It is not shortage of capital that is responsible for unemployment — though shortage of capital may handicap many Capitalists in a small way of business—but the lack of markets. Production is restricted by Capitalists, through agreements, to keep up prices, because unchecked competition in a limited market, with modern means of production, would bring down prices and reduce profits all round.

 All the most important organisations in this country calling themselves Communist or Labour Parties have members in the Labour Party of the House of Commons. Not one of these, either in the debate, or at any time in the House of Commons, have ever said anything to make Socialism clear to the workers. Yet they have always claimed that they would be able to use the floor of the House for its propaganda. The so-called extremists, and out and out Communists, if they ever understood the Socialist position, exhibited no evidence of their knowledge when they spoke. These latter claim to be more advanced than the I.L.P. and Trade Union elements, yet they never raised a voice in protest when nationalisation was falsely termed Socialism by all those who took part in the debate.

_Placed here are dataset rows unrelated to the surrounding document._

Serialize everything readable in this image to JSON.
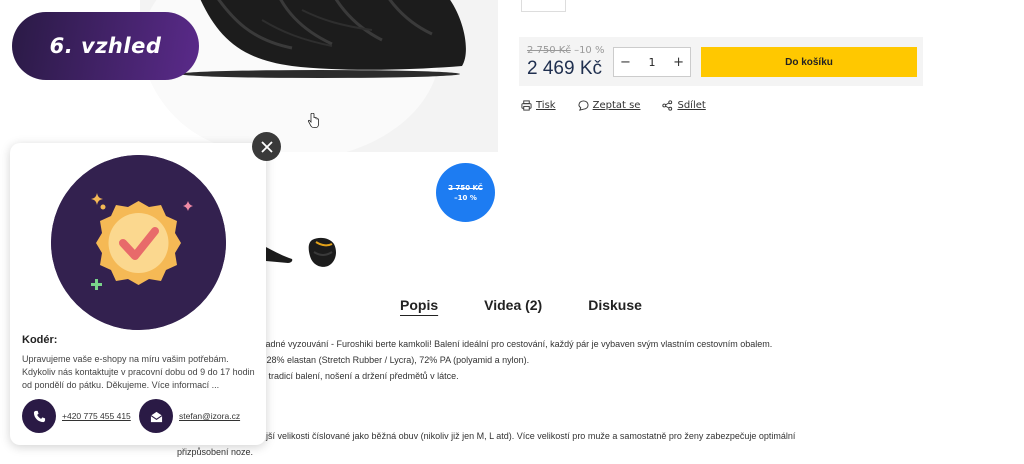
{
  "step_badge": {
    "label": "6. vzhled"
  },
  "product": {
    "old_price": "2 750 Kč",
    "discount": "–10 %",
    "price": "2 469 Kč",
    "quantity": "1",
    "add_to_cart": "Do košíku"
  },
  "actions": [
    {
      "label": "Tisk",
      "icon": "print-icon"
    },
    {
      "label": "Zeptat se",
      "icon": "chat-icon"
    },
    {
      "label": "Sdílet",
      "icon": "share-icon"
    }
  ],
  "discount_badge": {
    "old_price": "2 750 KČ",
    "discount": "–10 %"
  },
  "tabs": [
    {
      "label": "Popis",
      "active": true
    },
    {
      "label": "Videa (2)"
    },
    {
      "label": "Diskuse"
    }
  ],
  "description": {
    "line1": "snadné vyzouvání - Furoshiki berte kamkoli! Balení ideální pro cestování, každý pár je vybaven svým vlastním cestovním obalem.",
    "line2_bold": "e:",
    "line2": "28% elastan (Stretch Rubber / Lycra), 72% PA (polyamid a nylon).",
    "line3": "ou tradicí balení, nošení a držení předmětů v látce.",
    "line4": "nější velikosti číslované jako běžná obuv (nikoliv již jen M, L atd). Více velikostí pro muže a samostatně pro ženy zabezpečuje optimální",
    "line5": "přizpůsobení noze."
  },
  "popup": {
    "heading": "Kodér:",
    "text": "Upravujeme vaše e-shopy na míru vašim potřebám. Kdykoliv nás kontaktujte v pracovní dobu od 9 do 17 hodin od pondělí do pátku. Děkujeme. Více informací ...",
    "phone": "+420 775 455 415",
    "email": "stefan@izora.cz"
  },
  "colors": {
    "accent_yellow": "#ffc800",
    "badge_purple": "#2a1a45",
    "discount_blue": "#1d7cf2",
    "price_navy": "#1f2f4f"
  }
}
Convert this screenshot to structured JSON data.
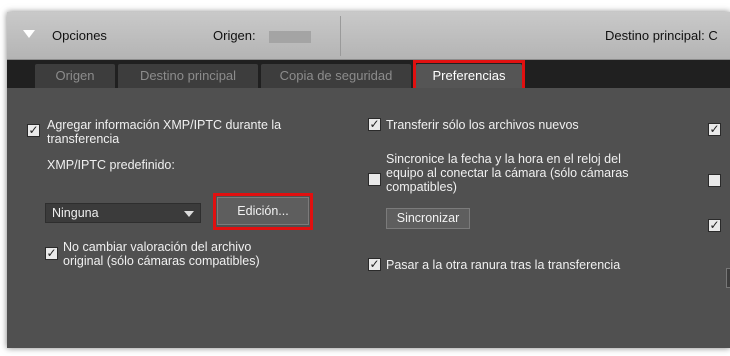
{
  "header": {
    "title": "Opciones",
    "origin_label": "Origen:",
    "destination_label": "Destino principal: C"
  },
  "tabs": [
    {
      "label": "Origen",
      "active": false
    },
    {
      "label": "Destino principal",
      "active": false
    },
    {
      "label": "Copia de seguridad",
      "active": false
    },
    {
      "label": "Preferencias",
      "active": true
    }
  ],
  "preferences": {
    "add_xmp": {
      "checked": true,
      "label_line1": "Agregar información XMP/IPTC durante la",
      "label_line2": "transferencia"
    },
    "default_xmp_label": "XMP/IPTC predefinido:",
    "default_xmp_value": "Ninguna",
    "edit_button": "Edición...",
    "no_change_rating": {
      "checked": true,
      "label_line1": "No cambiar valoración del archivo",
      "label_line2": "original (sólo cámaras compatibles)"
    },
    "new_files_only": {
      "checked": true,
      "label": "Transferir sólo los archivos nuevos"
    },
    "sync_time": {
      "checked": false,
      "label_line1": "Sincronice la fecha y la hora en el reloj del",
      "label_line2": "equipo al conectar la cámara (sólo cámaras",
      "label_line3": "compatibles)"
    },
    "sync_button": "Sincronizar",
    "next_slot": {
      "checked": true,
      "label": "Pasar a la otra ranura tras la transferencia"
    }
  },
  "right_column_checkboxes": [
    true,
    false,
    true
  ],
  "colors": {
    "highlight": "#e11010",
    "panel": "#505050",
    "header": "#c0c0c0"
  }
}
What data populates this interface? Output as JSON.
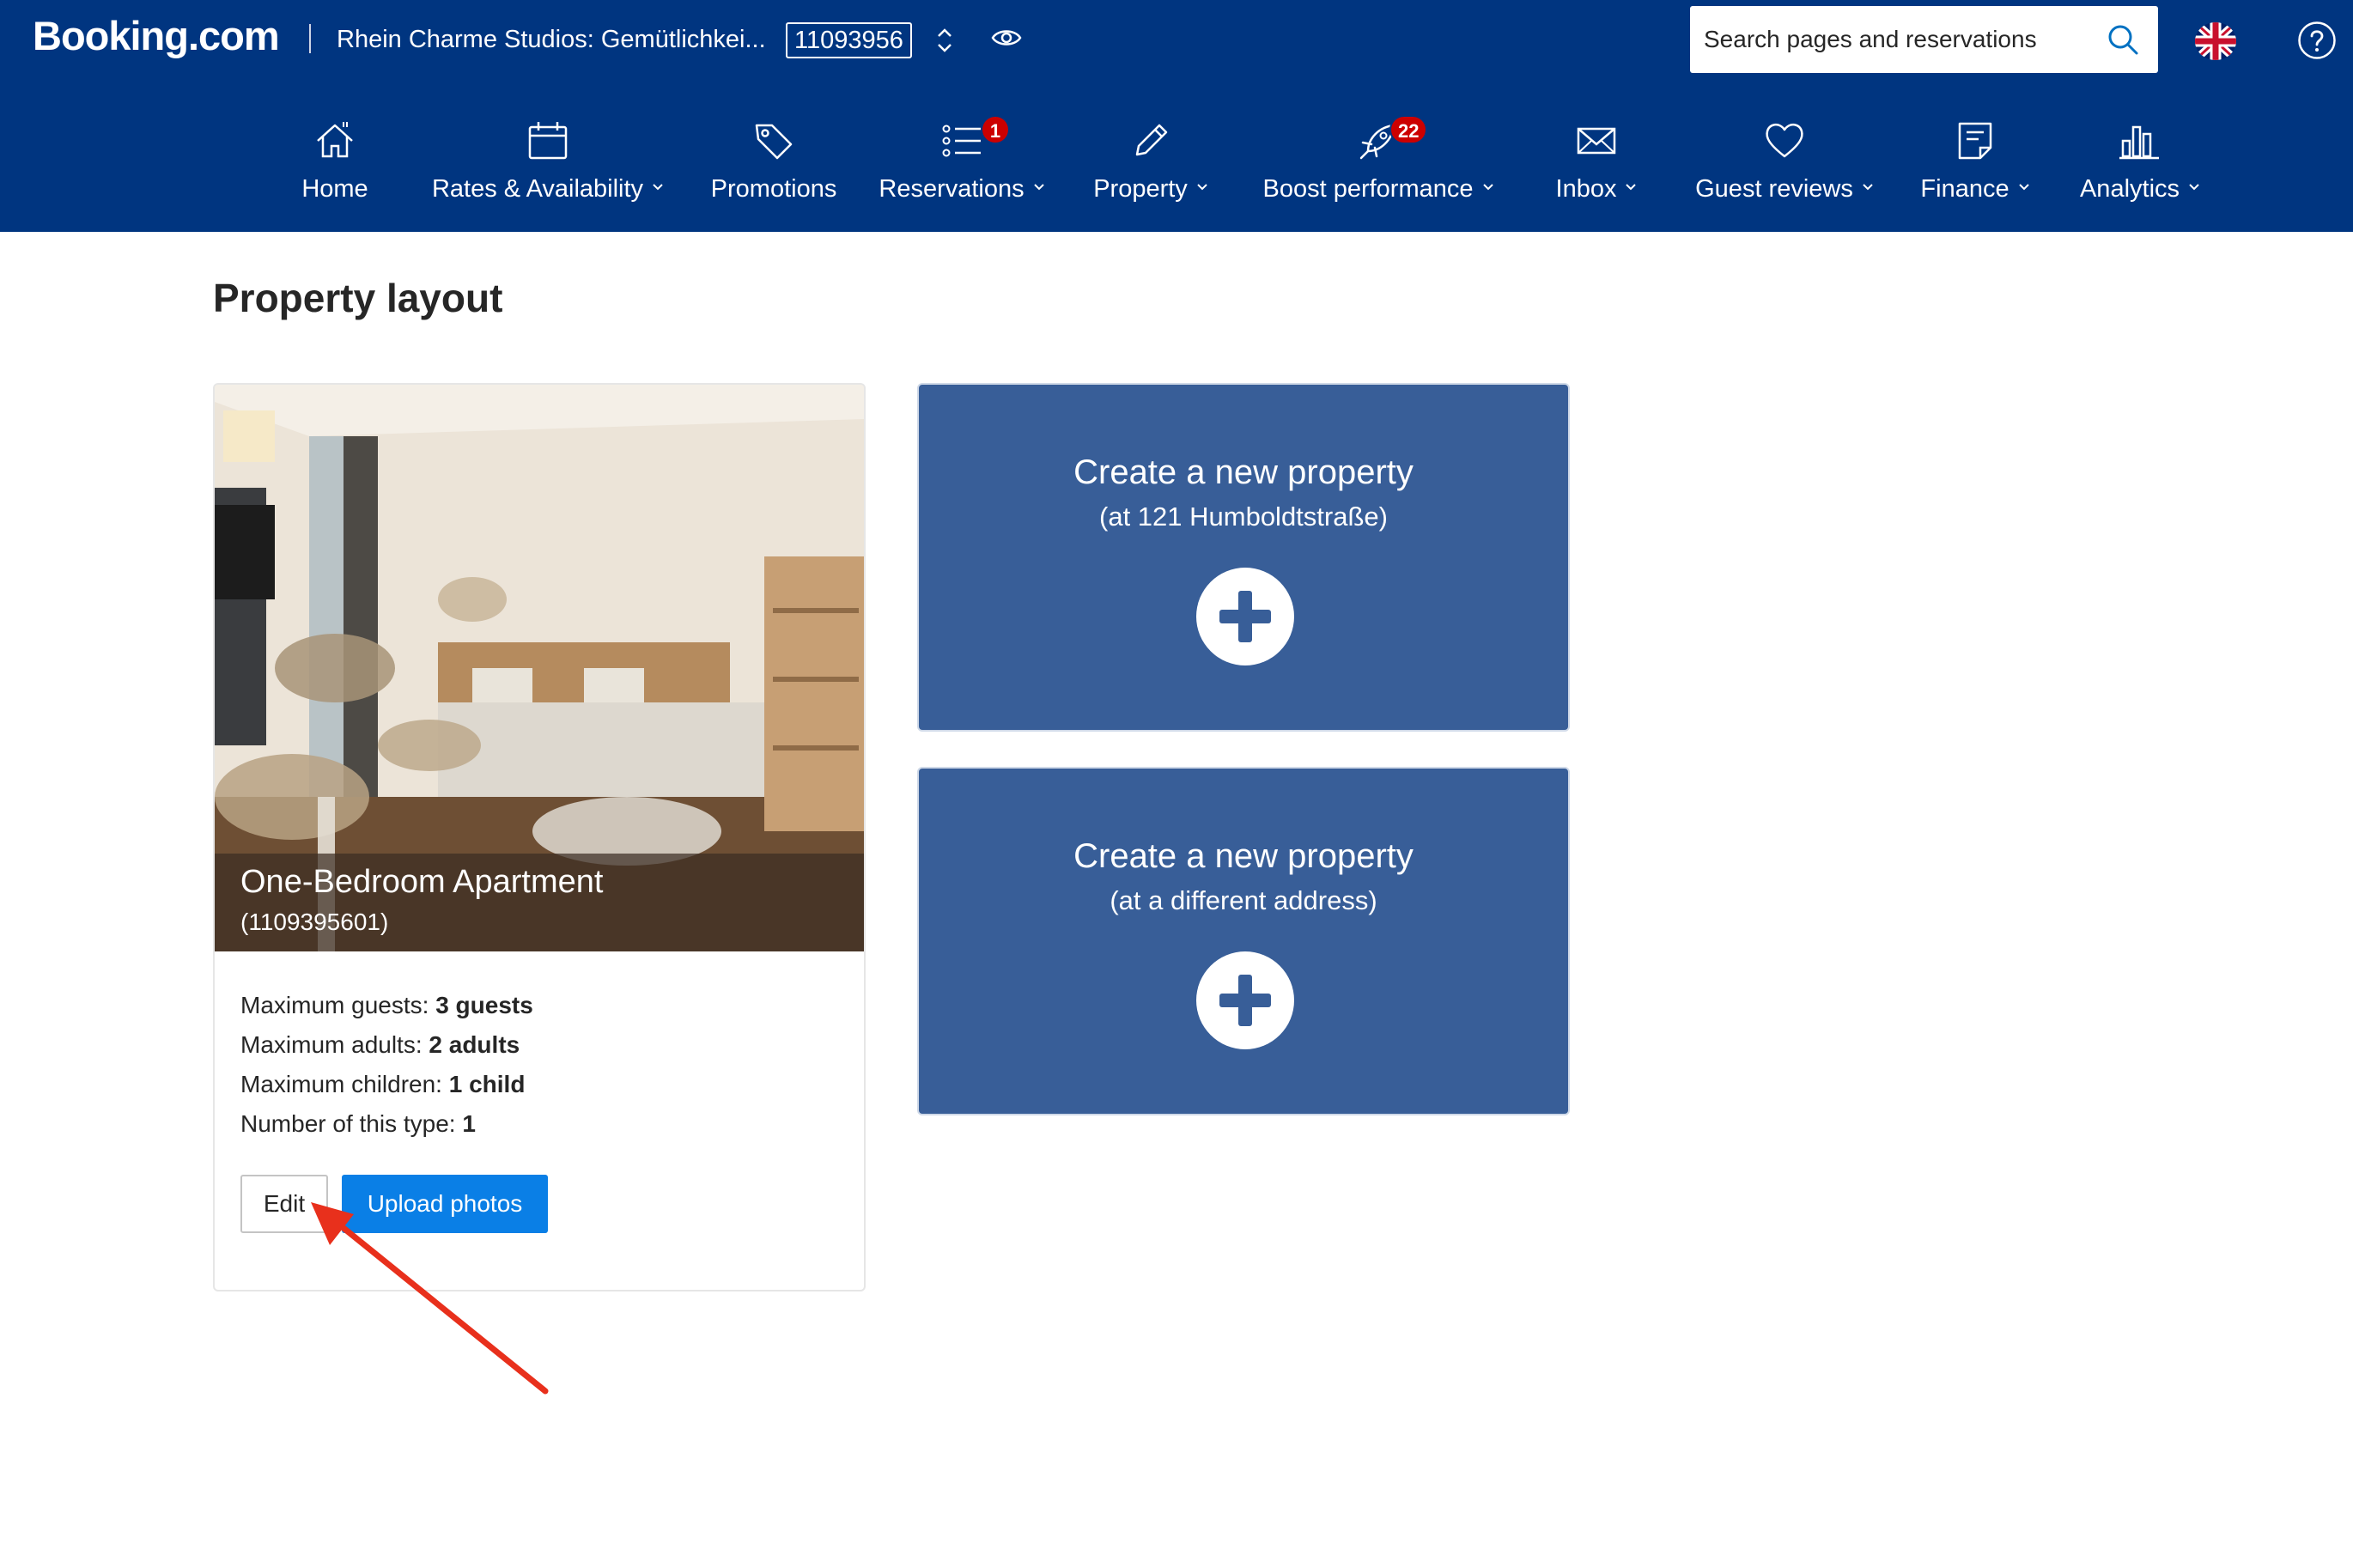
{
  "header": {
    "logo": "Booking.com",
    "property_name": "Rhein Charme Studios: Gemütlichkei...",
    "property_id": "11093956",
    "search": {
      "placeholder": "Search pages and reservations"
    }
  },
  "nav": {
    "items": [
      {
        "label": "Home",
        "icon": "home-icon"
      },
      {
        "label": "Rates & Availability",
        "icon": "calendar-icon"
      },
      {
        "label": "Promotions",
        "icon": "tag-icon"
      },
      {
        "label": "Reservations",
        "icon": "list-icon",
        "badge": "1"
      },
      {
        "label": "Property",
        "icon": "pencil-icon"
      },
      {
        "label": "Boost performance",
        "icon": "rocket-icon",
        "badge": "22"
      },
      {
        "label": "Inbox",
        "icon": "envelope-icon"
      },
      {
        "label": "Guest reviews",
        "icon": "heart-icon"
      },
      {
        "label": "Finance",
        "icon": "document-icon"
      },
      {
        "label": "Analytics",
        "icon": "bar-chart-icon"
      }
    ]
  },
  "page": {
    "title": "Property layout"
  },
  "unit": {
    "title": "One-Bedroom Apartment",
    "id": "(1109395601)",
    "specs": [
      {
        "label": "Maximum guests:",
        "value": "3 guests"
      },
      {
        "label": "Maximum adults:",
        "value": "2 adults"
      },
      {
        "label": "Maximum children:",
        "value": "1 child"
      },
      {
        "label": "Number of this type:",
        "value": "1"
      }
    ],
    "edit_label": "Edit",
    "upload_label": "Upload photos"
  },
  "create_cards": [
    {
      "title": "Create a new property",
      "subtitle": "(at 121 Humboldtstraße)"
    },
    {
      "title": "Create a new property",
      "subtitle": "(at a different address)"
    }
  ],
  "colors": {
    "header_bg": "#003580",
    "card_blue": "#385e98",
    "button_blue": "#0a7fe6",
    "badge_red": "#cc0000",
    "arrow_red": "#e8301c"
  }
}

 To call nationalisation Socialism, and to hold up the Post Office, Telephones, Water Supply, etc., as examples of Socialism, is to spread confusion among the workers. When Sir Alfred Mond or Mr. Lloyd George do this they are guilty of lying; but the Labour members are guilty of that, and treachery as well, because they claim to lead and represent the workers. In any case, if they have nothing better than nationalisation to offer they are utterly unworthy of support by the workers.

F. Foan